» **ABOUT THIS EXERCISE**
In the listing below, pick out lines with "views".

--

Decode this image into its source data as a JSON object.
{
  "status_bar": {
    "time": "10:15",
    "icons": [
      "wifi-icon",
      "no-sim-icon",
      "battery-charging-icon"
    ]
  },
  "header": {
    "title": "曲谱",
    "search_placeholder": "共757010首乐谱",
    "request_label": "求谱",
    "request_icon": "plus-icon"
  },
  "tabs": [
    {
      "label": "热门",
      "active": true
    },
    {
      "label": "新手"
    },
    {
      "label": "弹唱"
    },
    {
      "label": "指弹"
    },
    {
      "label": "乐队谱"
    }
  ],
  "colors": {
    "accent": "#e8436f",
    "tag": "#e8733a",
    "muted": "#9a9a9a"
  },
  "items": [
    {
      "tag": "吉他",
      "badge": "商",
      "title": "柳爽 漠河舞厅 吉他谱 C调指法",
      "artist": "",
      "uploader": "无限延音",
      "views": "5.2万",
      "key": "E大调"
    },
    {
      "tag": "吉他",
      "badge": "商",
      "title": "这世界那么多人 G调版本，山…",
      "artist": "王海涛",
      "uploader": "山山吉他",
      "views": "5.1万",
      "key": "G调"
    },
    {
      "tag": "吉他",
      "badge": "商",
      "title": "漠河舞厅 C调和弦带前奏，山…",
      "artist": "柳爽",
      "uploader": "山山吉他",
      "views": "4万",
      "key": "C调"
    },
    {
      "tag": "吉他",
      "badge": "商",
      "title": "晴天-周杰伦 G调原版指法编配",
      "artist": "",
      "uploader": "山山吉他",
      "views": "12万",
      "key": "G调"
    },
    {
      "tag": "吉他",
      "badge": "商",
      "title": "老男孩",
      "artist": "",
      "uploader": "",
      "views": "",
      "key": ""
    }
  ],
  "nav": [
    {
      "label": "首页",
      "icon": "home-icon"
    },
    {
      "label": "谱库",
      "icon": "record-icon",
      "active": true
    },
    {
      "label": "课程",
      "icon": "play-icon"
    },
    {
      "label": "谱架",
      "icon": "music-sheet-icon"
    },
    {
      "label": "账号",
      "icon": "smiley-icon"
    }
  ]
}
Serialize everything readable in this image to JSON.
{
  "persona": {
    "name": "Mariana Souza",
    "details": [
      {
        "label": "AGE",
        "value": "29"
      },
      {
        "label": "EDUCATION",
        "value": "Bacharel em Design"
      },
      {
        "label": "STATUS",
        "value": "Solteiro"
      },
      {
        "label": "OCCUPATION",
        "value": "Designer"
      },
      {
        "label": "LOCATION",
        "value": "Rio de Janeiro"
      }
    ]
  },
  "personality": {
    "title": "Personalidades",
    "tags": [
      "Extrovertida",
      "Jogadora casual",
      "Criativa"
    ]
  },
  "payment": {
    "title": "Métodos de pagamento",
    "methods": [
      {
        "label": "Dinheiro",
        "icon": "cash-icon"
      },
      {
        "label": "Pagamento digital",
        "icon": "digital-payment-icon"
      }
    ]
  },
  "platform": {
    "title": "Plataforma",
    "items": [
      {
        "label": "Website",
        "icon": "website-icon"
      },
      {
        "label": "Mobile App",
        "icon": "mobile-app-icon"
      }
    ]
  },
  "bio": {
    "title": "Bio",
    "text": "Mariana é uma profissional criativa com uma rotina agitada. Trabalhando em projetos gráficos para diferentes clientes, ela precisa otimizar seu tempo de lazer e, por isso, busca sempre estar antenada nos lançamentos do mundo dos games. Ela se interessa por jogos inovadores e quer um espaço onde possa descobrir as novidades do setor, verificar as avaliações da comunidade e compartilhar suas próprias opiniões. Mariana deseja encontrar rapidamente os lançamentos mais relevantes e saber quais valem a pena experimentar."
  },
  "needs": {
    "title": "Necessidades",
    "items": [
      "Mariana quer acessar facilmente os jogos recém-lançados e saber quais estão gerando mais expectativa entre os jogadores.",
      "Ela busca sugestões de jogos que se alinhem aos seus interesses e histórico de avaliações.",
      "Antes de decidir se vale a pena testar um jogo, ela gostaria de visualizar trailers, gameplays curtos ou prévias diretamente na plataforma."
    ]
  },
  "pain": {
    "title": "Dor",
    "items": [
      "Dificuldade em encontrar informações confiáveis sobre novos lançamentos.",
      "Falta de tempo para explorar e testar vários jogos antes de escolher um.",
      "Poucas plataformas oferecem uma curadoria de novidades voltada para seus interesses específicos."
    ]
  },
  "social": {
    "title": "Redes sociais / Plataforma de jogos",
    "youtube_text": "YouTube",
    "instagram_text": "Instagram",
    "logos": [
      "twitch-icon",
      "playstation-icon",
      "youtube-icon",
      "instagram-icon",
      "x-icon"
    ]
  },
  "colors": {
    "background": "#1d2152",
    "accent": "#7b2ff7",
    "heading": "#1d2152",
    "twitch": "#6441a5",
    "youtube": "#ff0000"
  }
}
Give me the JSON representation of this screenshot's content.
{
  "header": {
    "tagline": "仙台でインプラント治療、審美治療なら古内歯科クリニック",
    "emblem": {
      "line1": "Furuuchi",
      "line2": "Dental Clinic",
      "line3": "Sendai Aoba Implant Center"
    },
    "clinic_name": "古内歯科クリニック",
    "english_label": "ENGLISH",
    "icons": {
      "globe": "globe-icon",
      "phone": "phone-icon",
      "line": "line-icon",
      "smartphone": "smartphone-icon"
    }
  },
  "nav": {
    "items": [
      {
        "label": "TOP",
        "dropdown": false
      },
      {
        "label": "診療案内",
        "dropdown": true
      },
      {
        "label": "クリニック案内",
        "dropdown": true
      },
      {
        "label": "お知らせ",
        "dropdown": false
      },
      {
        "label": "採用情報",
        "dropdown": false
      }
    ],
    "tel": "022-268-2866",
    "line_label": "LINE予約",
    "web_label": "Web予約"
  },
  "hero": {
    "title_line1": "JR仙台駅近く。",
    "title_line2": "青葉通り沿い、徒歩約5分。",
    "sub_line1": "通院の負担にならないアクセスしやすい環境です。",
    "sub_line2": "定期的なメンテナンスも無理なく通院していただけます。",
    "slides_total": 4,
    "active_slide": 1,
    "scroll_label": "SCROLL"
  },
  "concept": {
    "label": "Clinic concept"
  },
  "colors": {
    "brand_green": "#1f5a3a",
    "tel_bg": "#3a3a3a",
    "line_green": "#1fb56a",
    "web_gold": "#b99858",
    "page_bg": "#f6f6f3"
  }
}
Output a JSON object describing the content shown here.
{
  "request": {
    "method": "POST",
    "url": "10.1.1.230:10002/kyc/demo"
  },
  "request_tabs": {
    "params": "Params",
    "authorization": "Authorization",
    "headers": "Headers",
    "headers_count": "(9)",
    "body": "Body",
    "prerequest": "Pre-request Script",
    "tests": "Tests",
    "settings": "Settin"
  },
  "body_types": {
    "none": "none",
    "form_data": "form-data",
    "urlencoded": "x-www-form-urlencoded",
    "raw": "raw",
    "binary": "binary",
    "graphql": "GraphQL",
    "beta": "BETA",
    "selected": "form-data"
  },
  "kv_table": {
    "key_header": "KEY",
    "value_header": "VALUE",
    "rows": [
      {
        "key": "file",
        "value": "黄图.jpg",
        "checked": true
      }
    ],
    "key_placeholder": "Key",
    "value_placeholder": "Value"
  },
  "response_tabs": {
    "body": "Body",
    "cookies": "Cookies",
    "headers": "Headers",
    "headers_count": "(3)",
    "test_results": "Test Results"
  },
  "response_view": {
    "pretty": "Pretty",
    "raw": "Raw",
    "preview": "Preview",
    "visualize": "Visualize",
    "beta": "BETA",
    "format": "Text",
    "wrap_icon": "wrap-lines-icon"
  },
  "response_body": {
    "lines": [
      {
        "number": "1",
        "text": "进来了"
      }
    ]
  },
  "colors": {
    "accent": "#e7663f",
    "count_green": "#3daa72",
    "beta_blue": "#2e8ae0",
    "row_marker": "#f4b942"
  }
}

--

» **ANSWER TO THE EXERCISE**
      "views": "5.2万",
      "views": "5.1万",
      "views": "4万",
      "views": "12万",
      "views": "",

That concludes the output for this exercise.